by Aleksey Bartashnikov

Chess Miner is a chess training computer game. Below you will find a short description of the game.

Aim of the Game

Only white pieces are involved in the game (officers, but no pawns!). The computer makes moves with them. You are the miner, and only mines are at your disposal. A move by the program consists in a single shift of a piece along a certain route. Your move consists in the placing of a mine. Moves by both playing sides alternate. Yours is always the first one.

Your aim is to "undermine" all white pieces by means of the mines. You have to discover what route each piece follows and then place mines on each square of that route. A route is a certain sequence of squares along which a piece moves, obeying the rules of the "big" game of chess as it does so. The length of a route, i.e. the number of squares it consists of, varies from 1 to 5. The number of pieces also ranges between 1 and 5; the length of their circuits may be different.

Unless undermined, a piece always travels along a route twice. Lap No. 1 "outlines" the circuit; lap No. 2 serves to prompt the human player to mark the whole extent of the route by mines, starting on the square where the piece is currently standing. A piece is regarded to have been undermined, and vanishes from the board, if on each square of its current route it steps on a mine. As soon as you have eliminated the last piece, you win. If you have failed to undermine a piece in due time, the chessman changes the route. As soon as any piece has reached the end of its third route for the second time, you lose.
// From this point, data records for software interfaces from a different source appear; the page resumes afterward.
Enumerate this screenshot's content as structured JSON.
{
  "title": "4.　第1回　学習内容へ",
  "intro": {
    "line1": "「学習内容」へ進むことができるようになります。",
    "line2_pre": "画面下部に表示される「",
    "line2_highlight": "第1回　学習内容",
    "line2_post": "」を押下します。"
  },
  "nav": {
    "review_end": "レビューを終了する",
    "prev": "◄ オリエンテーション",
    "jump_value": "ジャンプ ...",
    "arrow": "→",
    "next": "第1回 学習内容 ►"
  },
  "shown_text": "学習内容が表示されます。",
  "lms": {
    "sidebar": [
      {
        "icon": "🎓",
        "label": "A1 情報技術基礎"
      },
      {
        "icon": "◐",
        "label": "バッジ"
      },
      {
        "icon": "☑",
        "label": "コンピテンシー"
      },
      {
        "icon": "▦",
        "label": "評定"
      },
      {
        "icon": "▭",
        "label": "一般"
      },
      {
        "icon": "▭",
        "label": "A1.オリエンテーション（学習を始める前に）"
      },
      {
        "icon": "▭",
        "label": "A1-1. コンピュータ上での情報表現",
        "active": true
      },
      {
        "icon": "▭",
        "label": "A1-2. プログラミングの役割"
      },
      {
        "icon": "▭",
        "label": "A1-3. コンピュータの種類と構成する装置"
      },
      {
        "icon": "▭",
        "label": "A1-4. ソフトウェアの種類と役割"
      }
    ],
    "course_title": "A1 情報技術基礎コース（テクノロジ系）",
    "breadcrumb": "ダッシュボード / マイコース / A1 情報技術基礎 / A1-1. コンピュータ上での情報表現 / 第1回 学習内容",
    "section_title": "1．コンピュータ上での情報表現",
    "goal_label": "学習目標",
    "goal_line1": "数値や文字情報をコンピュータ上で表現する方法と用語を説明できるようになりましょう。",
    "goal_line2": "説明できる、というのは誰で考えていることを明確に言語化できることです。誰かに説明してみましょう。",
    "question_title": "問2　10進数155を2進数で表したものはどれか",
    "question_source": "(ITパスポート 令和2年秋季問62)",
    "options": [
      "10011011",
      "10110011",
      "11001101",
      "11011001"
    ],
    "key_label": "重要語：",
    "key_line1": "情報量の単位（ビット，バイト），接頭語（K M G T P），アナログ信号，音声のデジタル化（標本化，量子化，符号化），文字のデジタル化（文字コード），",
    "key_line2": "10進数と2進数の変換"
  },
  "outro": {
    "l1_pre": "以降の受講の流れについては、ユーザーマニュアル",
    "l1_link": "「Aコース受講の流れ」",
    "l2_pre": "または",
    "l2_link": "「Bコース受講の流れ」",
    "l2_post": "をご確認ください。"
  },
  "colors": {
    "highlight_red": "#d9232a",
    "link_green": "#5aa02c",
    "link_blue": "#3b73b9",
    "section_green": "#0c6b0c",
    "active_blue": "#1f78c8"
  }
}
The game has two modes: Play and Training. Play mode incorporates 10 levels of difficulty. The difficulty of a given task depends on the number of pieces involved and on the length of route of each piece. The more pieces are present and the longer their routes, the harder is the user's task. All tasks are generated by the program. The number of possible positions is practically infinite, therefore the possibility of a position being encountered twice is in the vicinity of zero. For each task you have coped with the program gives you a certain number of points. The higher the difficulty level, the more points you get.

The main window of the program looks like this:

Chess Miner is intended to improve one's concentration, memory, spatial imagination, and the skill to discover regularities. It also helps consolidate one's knowledge about chess pieces and their possible motions about the chessboard.

More detail description of the game and the possibility to download an evaluation copy of the game you will find at the Chess Puzzles Series site

Chess Miner is sold by several companies through the Internet for $15. Here is the link where you can download evaluation copy of the program:

Written by Aleksey Bartashnikov. HTML conversion by David Howe.
WWW page created: September 10, 1998. Last modified: December 14, 2001.